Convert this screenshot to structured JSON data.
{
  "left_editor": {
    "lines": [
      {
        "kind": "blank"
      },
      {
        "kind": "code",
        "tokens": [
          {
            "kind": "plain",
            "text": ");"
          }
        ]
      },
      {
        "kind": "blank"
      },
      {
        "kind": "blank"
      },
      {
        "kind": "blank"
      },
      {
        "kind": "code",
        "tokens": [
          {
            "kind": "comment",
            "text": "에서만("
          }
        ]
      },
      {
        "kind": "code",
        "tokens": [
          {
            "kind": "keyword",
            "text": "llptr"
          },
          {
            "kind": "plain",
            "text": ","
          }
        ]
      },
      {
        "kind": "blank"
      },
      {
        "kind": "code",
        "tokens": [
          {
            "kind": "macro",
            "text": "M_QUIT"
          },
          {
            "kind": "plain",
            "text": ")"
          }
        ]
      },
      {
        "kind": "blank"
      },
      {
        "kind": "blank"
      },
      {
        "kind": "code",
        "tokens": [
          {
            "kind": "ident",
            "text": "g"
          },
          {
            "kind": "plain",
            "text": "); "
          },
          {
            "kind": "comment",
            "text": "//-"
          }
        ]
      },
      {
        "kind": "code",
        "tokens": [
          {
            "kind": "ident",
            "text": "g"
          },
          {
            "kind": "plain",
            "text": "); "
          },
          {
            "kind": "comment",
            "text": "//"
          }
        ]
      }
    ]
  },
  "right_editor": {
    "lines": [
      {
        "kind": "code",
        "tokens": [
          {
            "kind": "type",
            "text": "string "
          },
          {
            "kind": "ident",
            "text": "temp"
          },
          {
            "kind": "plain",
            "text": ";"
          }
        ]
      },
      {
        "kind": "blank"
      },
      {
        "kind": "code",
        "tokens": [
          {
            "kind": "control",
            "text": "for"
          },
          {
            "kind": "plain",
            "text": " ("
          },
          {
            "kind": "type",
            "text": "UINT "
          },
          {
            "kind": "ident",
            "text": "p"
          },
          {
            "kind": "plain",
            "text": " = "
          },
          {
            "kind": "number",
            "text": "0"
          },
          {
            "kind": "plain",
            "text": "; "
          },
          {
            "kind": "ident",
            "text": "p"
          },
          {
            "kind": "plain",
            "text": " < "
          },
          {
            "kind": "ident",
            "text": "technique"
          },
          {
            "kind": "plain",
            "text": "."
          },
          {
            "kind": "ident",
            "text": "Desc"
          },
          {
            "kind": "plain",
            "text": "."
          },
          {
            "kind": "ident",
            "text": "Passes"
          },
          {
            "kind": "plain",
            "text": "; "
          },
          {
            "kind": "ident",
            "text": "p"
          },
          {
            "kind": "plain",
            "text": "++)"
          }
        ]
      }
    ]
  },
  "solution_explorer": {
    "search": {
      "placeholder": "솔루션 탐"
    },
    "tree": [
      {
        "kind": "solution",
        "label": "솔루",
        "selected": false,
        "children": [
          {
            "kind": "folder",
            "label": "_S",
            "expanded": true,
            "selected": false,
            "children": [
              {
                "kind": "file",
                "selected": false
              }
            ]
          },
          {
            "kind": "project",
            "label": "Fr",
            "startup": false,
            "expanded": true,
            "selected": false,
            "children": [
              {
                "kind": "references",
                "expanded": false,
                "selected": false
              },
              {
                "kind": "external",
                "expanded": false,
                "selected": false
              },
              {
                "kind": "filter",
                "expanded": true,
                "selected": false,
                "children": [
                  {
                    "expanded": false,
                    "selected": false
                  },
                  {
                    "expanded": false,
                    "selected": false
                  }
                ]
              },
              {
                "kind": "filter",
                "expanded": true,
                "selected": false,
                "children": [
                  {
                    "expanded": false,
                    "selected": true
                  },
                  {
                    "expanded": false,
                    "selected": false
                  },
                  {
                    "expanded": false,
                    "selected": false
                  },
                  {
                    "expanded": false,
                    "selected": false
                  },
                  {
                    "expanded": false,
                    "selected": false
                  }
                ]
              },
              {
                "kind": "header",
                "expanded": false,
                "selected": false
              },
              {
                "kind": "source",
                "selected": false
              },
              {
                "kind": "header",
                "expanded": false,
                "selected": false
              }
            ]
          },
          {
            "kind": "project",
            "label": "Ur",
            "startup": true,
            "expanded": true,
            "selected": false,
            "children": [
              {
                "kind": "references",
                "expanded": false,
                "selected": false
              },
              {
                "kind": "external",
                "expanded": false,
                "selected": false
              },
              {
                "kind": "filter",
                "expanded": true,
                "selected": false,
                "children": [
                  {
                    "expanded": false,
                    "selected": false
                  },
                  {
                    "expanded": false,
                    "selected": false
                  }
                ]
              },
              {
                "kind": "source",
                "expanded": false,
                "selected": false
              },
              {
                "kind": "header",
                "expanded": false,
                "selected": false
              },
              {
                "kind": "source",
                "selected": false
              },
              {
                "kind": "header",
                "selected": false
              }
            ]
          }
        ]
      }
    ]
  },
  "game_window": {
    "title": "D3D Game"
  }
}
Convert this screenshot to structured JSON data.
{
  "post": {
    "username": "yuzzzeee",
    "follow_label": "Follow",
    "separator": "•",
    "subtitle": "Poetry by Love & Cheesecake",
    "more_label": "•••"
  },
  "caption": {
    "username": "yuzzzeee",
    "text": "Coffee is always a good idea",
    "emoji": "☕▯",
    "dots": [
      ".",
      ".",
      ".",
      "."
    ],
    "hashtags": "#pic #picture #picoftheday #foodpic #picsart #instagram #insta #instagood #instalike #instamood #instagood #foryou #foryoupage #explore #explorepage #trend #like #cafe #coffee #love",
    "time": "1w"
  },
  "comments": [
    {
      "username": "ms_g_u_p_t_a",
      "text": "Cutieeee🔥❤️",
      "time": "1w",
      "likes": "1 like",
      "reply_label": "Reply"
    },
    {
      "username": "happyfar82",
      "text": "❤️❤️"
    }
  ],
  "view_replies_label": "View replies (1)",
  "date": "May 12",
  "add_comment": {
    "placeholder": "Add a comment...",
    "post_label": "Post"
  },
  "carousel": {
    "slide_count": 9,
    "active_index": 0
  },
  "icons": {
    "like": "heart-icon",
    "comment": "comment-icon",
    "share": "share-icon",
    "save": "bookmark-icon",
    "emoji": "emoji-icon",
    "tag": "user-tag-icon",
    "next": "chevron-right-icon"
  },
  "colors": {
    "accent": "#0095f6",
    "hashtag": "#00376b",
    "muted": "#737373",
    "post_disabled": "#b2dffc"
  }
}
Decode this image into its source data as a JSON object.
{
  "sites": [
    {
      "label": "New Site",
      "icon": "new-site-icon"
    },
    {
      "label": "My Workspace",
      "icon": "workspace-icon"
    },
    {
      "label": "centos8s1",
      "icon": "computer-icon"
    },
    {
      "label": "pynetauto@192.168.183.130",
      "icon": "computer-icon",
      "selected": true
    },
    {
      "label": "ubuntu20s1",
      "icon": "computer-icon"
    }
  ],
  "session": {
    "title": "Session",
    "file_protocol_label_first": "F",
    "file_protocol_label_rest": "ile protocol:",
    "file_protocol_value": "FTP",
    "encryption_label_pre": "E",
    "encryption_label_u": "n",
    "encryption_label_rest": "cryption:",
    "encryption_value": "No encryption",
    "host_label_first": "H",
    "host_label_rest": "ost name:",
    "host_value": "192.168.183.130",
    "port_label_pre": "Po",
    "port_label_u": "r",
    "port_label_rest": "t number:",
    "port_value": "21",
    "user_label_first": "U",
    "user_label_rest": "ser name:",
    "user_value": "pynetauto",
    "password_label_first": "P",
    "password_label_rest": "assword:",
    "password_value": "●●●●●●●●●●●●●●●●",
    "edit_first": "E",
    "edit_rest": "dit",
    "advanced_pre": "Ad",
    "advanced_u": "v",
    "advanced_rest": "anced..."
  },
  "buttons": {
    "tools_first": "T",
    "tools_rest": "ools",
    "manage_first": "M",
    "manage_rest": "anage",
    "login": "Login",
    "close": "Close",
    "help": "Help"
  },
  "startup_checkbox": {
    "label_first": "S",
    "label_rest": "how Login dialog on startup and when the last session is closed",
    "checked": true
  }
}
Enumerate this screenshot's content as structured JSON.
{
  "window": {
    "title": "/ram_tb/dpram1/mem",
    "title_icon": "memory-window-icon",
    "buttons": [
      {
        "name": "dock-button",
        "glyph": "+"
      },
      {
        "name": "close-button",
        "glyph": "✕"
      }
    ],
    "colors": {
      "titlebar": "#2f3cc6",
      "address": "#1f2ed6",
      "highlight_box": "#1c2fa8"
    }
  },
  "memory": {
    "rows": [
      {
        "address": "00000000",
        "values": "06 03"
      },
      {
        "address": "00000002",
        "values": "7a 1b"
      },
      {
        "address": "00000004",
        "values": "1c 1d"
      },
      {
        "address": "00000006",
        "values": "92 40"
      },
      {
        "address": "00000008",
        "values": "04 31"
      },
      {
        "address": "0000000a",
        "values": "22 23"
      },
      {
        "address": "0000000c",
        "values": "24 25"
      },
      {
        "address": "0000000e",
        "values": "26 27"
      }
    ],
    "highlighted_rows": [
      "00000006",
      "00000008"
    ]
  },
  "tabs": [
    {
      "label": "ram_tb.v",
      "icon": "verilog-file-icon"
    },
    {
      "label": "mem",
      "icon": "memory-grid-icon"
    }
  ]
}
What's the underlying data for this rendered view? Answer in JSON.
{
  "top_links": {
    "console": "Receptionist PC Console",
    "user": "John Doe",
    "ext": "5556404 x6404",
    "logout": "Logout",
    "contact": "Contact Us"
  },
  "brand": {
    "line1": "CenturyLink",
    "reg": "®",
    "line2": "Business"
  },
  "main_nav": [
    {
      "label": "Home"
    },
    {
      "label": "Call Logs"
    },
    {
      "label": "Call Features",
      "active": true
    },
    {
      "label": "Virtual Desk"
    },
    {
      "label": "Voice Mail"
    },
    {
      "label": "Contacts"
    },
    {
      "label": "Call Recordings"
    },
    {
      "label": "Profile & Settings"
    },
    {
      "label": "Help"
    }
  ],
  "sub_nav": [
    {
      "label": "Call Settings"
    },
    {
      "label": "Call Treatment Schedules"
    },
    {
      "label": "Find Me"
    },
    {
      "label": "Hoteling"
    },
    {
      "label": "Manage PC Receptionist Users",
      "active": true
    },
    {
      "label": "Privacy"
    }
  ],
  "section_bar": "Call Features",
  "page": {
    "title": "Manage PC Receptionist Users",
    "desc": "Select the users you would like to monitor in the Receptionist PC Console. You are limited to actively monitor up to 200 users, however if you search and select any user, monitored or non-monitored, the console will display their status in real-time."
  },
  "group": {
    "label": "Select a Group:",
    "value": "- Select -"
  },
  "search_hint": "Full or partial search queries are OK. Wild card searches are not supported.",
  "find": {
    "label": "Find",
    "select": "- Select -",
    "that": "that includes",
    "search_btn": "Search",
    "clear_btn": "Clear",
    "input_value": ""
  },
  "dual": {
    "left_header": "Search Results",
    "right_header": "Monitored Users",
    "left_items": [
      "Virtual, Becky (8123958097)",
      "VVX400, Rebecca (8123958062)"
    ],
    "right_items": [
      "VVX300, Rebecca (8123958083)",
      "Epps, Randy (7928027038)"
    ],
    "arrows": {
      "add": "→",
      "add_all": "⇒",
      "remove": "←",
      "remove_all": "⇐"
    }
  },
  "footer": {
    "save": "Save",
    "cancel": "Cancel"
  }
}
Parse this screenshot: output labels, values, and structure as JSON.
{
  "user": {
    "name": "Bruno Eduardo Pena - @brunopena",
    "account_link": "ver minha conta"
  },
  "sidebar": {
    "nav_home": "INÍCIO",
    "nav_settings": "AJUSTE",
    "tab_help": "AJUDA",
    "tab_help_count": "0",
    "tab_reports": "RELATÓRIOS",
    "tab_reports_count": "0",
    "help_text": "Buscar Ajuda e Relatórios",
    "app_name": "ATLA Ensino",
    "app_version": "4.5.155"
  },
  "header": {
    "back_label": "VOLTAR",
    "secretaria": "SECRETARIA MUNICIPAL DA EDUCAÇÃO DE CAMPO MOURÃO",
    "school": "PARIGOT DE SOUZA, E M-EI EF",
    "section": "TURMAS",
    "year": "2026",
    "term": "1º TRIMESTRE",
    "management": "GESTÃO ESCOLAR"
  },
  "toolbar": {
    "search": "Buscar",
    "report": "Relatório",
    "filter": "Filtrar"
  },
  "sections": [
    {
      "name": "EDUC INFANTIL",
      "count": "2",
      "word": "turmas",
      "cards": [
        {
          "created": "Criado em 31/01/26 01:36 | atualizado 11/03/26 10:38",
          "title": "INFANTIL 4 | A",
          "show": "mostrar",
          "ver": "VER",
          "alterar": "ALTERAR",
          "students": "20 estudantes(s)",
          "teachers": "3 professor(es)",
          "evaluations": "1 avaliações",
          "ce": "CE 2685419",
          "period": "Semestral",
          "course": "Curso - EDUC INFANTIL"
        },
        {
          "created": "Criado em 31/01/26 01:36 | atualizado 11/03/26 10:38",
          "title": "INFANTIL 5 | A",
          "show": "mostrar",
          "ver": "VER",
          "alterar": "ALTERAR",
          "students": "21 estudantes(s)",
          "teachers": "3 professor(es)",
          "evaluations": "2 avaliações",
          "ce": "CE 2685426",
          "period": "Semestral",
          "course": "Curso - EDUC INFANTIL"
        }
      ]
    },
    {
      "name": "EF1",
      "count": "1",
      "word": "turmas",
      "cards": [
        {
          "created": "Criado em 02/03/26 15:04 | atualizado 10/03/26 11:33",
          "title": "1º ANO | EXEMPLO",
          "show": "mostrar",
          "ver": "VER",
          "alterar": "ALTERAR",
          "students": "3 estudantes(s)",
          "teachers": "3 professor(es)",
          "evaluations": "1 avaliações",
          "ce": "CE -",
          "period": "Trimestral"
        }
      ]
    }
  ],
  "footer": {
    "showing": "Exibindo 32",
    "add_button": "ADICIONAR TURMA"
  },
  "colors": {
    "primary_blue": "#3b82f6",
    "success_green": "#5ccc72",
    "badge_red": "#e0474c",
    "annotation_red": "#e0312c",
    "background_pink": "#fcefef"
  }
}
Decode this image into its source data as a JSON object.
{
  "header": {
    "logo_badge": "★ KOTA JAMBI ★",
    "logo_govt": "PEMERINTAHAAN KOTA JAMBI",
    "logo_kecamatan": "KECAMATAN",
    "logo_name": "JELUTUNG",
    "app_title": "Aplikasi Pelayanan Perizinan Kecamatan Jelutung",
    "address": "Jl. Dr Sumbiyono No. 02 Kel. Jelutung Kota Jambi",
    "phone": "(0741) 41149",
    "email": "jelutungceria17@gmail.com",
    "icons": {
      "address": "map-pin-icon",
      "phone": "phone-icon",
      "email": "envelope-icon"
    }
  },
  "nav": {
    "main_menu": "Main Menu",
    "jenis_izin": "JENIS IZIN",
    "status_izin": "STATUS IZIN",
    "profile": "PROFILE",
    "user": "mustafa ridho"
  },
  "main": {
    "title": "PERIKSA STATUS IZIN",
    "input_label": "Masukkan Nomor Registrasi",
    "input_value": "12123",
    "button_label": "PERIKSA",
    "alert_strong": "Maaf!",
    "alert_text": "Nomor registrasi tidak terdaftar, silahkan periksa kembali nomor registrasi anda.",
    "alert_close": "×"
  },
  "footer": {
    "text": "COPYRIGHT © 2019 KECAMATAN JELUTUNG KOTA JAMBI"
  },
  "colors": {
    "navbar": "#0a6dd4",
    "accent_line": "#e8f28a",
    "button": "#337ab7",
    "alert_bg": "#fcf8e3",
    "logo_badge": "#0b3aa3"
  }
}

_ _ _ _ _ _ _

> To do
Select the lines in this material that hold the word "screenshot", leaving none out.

> Response to this exercise
Convert this screenshot to structured JSON data.
Convert this screenshot to structured JSON data.
Enumerate this screenshot's content as structured JSON.
Parse this screenshot: output labels, values, and structure as JSON.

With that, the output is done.